Lava from Hawaii's erupting Kilauea volcano threatened to cover more wells at a geothermal power station on Monday as a fresh blast from the crater sent an ash plume nearly 15,000 feet into the sky, officials said.
"Lava flow from Fissures 7 and 21 crossed into PGV property overnight and has now covered one well that was successfully plugged".
As of Friday, the oozing lava had destroyed 82 structures on the Big Island, Hawaii County Civil Defense Administrator Talmadge Magno said.
The Kilauea volcano on Big Island of Hawaii has been in the news for a couple of months.
It added that the wells "are stable and secure", but lava has never engulfed a geothermal plant anywhere in the world and the potential threat is untested.
County officials said there was no release of any risky hydrogen sulfide gas, as some feared might happen if lava breached the well shafts that tap steam and hot water several thousand feet down to make electricity through turbines.
The geothermal plant has been already shut down and 60,000 gallons of flammable liquid at the start of the volcanic activity has been removed.
About 2,000 people were ordered to evacuate from the rural communities where the lava fissures opened.
So far the lava has covered almost 3.5 miles of land, cutting off access to dozens of homes.
We're told the valves on the top of the wells can easily withstand 200-degree lava.
Firefighters went door-to-door asking residents of Leilani Estates on the island to leave as lava from the volcano continued to flow, threatening more homes, reported CNN.

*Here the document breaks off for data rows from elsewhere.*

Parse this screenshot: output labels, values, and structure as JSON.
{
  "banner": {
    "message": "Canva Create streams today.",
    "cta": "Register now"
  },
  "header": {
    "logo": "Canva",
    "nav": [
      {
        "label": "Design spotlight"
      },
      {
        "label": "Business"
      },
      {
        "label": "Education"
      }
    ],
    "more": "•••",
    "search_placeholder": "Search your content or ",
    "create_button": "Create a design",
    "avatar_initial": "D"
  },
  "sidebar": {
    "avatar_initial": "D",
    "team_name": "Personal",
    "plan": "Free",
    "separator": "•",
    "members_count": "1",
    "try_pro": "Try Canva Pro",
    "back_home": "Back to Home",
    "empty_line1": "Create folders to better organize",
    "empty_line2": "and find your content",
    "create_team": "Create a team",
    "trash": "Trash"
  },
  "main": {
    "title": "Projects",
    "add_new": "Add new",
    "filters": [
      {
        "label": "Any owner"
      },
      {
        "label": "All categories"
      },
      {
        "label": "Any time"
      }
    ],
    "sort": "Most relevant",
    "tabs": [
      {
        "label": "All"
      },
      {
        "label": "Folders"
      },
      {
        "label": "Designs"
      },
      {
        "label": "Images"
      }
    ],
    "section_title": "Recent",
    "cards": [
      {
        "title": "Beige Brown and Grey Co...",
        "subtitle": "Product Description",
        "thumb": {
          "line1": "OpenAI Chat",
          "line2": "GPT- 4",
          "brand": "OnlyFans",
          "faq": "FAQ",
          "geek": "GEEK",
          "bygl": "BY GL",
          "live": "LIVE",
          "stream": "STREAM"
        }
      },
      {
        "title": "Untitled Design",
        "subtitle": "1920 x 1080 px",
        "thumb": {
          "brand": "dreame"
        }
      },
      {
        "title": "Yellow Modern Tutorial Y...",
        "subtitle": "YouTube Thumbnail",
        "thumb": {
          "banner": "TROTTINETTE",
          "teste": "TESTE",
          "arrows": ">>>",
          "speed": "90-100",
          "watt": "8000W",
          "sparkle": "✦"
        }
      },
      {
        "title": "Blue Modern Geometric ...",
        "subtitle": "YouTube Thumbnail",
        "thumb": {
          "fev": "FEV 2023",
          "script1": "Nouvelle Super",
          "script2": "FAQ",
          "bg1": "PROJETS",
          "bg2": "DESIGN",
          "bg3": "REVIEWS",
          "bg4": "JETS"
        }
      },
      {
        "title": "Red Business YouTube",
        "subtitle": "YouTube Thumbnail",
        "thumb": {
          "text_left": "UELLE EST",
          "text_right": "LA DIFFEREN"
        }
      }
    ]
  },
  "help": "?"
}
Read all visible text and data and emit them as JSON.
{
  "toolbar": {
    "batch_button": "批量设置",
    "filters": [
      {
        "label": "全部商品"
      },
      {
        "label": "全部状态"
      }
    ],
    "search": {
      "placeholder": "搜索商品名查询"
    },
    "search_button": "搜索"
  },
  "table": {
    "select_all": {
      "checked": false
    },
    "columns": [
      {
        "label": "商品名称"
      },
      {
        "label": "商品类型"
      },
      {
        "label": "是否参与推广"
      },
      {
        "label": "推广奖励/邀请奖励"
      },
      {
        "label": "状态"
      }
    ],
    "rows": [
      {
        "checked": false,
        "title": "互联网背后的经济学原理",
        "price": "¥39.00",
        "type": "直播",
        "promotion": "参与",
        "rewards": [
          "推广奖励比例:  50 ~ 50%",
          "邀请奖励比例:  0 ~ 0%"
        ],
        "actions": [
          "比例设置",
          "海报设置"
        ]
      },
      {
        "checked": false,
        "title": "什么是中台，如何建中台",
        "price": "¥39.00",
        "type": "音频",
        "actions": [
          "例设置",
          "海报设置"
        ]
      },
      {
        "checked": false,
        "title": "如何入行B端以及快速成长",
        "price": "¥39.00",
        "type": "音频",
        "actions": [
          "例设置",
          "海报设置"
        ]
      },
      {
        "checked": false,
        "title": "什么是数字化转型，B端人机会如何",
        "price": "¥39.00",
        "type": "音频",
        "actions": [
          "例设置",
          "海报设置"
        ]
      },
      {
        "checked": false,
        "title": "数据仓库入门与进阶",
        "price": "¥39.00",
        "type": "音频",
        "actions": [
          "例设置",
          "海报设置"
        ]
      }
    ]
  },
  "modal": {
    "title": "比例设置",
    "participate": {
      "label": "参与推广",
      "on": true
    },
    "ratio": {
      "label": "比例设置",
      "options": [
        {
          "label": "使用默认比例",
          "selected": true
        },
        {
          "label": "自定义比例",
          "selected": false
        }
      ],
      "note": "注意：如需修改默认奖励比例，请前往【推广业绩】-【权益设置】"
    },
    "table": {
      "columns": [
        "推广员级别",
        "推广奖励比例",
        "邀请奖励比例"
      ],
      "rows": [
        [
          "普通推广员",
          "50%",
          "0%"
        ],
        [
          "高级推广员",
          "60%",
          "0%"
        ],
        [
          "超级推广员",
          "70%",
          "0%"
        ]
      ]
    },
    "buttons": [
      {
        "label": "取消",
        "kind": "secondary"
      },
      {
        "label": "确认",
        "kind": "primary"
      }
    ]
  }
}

Magma is draining underground from a sinking lava lake at Kilauea's 4,091-foot (1,247-meter) summit before flowing around 25 miles (40 km) east and bursting from giant cracks, with two flows reaching the ocean just over three miles (5 km) distant. "Also due to preventative measures, neither well is expected to release any hydrogen sulfide", it said.